Additive manufacturing (AM) is at its best when it impacts the entire supply chain. Such an impact has the potential to interrupt existing operations, disrupting policies and procedures that are in place and have been working well. Introducing modifications to a working system is always challenging and raises concerns at the CXO level. This week we explore CXO concerns regarding IT (Information Technology), specifically addressing challenges raised by AM integration from the perspective of the CIO or CISO. Here we go.
The Origin of Fear
There are stories of companies that introduced a new system which caused their entire operation to crash – Nike suffered a loss of more than $100 million in sales in 2000 due to a new system integrated and Revlon has investors filing suit after the launch of a new system last year which severely disrupted the company’s operations. So it’s no wonder that any change to the existing working system is a fear that concerns CXOs on all levels, from the CIO, CISO, CFO, COO, to the CEO. Why are these horror stories relevant to AM? Companies don’t want to change their policies and procedures, they want to apply their existing policies and procedures to new manufacturing and inventory methods like additive manufacturing. If AM brings the risk of disrupting policies and procedures it raises fears of disruption and business interruption. So even though CXOs’ are aware that AM for industrial production can benefit business-wise they might be reluctant to start the change unless their fears are mitigated.

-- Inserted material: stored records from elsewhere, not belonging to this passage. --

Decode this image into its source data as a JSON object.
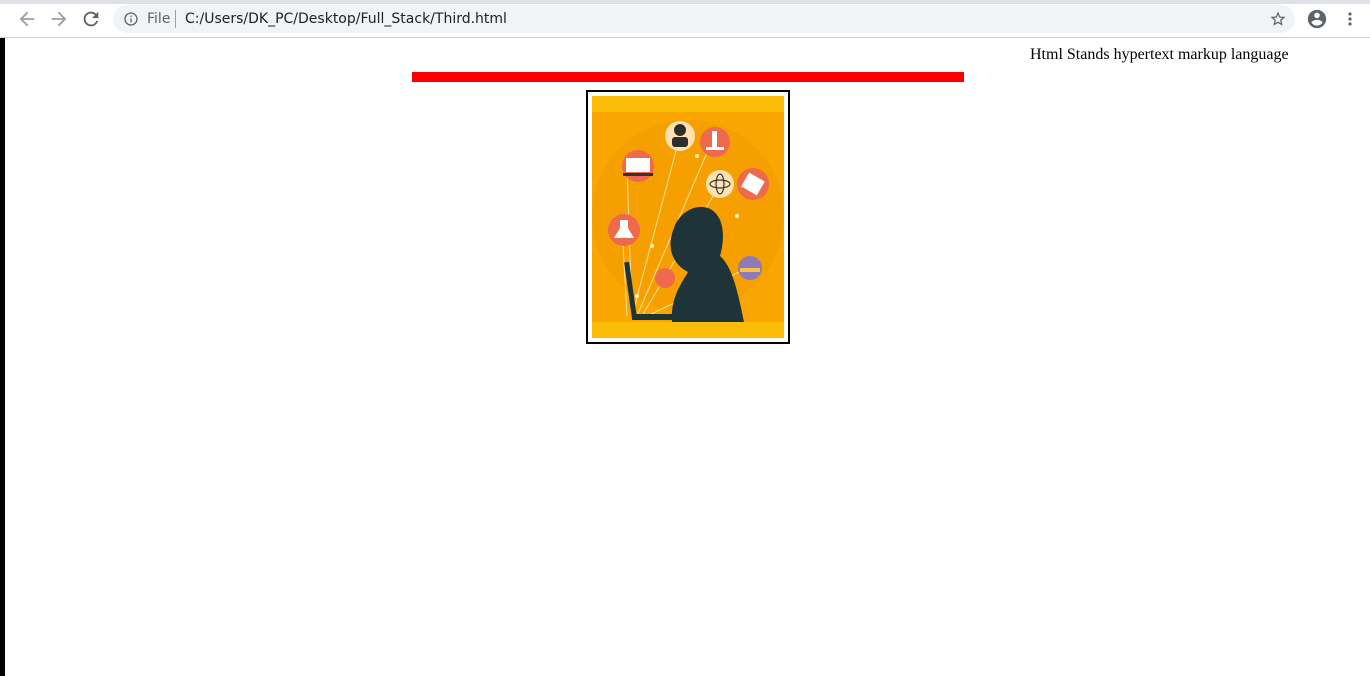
{
  "browser": {
    "address_scheme_label": "File",
    "url": "C:/Users/DK_PC/Desktop/Full_Stack/Third.html",
    "icons": [
      "back-arrow-icon",
      "forward-arrow-icon",
      "reload-icon",
      "info-icon",
      "star-icon",
      "account-icon",
      "more-vert-icon"
    ]
  },
  "page": {
    "marquee_text": "Html Stands hypertext markup language",
    "divider_color": "#ff0000",
    "image_alt": "student studying illustration"
  }
}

Safeguarding the system is done through policies and procedures set and developed by the CIO (Chief Information Officer) or CISO (Chief Information Security Officer). Each company has their set of IT procedures, these could be hundreds of pages of documents which have been thoroughly thought through and specified to fit the certain company’s operations and security strategy. The procedures relate to information security, data management issues such as where the information is stored, who has what permissions, backups, audit trails and so on. These procedures have been working in the company for a long time and IT has vetted them, they would like to continue and use them.
Adapting to AM
AM includes changes in existing operations that might affect IT. Take inventory, for example. While physical inventory doesn’t fall under IT, additively manufacturable virtual inventory does – every file holds IP and critical information. Which means policies and procedures need to be applied, preferably with minimum changes. Files that hold manufacturing data existed before AM – digital files of molds and technical drawings, for example, are not a new thing. Virtual inventory is just another kind of manufacturing data with sensitive information. While digital inventory files are used to 3D print items, so their use is different, handling these files in terms of their storage, communication, and backup should be the same as for any other file. They should fall under the same policies and procedures to the largest extent possible. Otherwise, the fears of CIOs when integrating AM, similar at the end of the day to any new integration, are warranted. These concerns will likely slow down the adoption process to make sure no disasters, such as the New York Stock Exchange freeze in 2015, happen. CIOs would like to keep all policies and procedures in place and AM ecosystem companies need to take this into consideration.
3D Printed Metal Mold for Injection Molding – Catalysis
AM IT Challenges
If AM files are stolen they can be manufactured and sold, damaging the company’s sales, and – if the perpetrator manufactures them incorrectly – damaging the company’s reputation as well. Beyond that, if someone changes a digital manufacturing file, with the intention to cause harm or by accident, this could lead to manufacturing a faulty part. Specifically, in AM, a small unnoticeable change can cause real damage to a critical part and the company will be held accountable. For example, the wrong settings applied to a production batch can lead to malfunctioning parts in the specific production period. In addition, AM files for production are used multiple times and across long periods of time. Even if the manufacturing process is done in-house, it’s easier to maintain consistency and security procedures when the ability to make changes to the file is limited or the number of people with permission to change the file is limited.
Differential housing developed by GKN Powder Metallurgy and Porsche Engineering
In addition to extensive repeated use, AM files raise another challenge as many companies rely on outsourcing for additively manufacturing certain parts and products. When outsourcing the production of an AM file, even more than in regular outsourcing, the company must trust procedures that are not it’s own, allowing the sensitive files out of their control. Something we heard quite a lot from CIO’s is that when such files are passed to a service provider for production they want to have some control over the file, for example, to remotely de-activate the file when needed.
Do Not Disturb
Even though AM has additional needs (ensuring consistency etc) that are probably not part of other IT guidelines, these needs should be handled as an add-on. Other than these needs, CXOs would much rather apply existing procedures instead of modifying them which might disrupt or overcomplicate operations. So, wherever possible, AM players should do their best to adapt to the existing and not disrupt. So long as we adhere to that, we address CXO concerns and AM enhances the business side without derailing IT policies and procedures – a winning combination!
* Image up top: 3D Printed Metal Gears – Sculpteo
What are your top management concerns? Follow our #AM4CXO series, if you have a top management issue you would like us to include just write us in the comments below. For more insights and information follow us on LinkedIn or subscribe to our newsletter for weekly updates.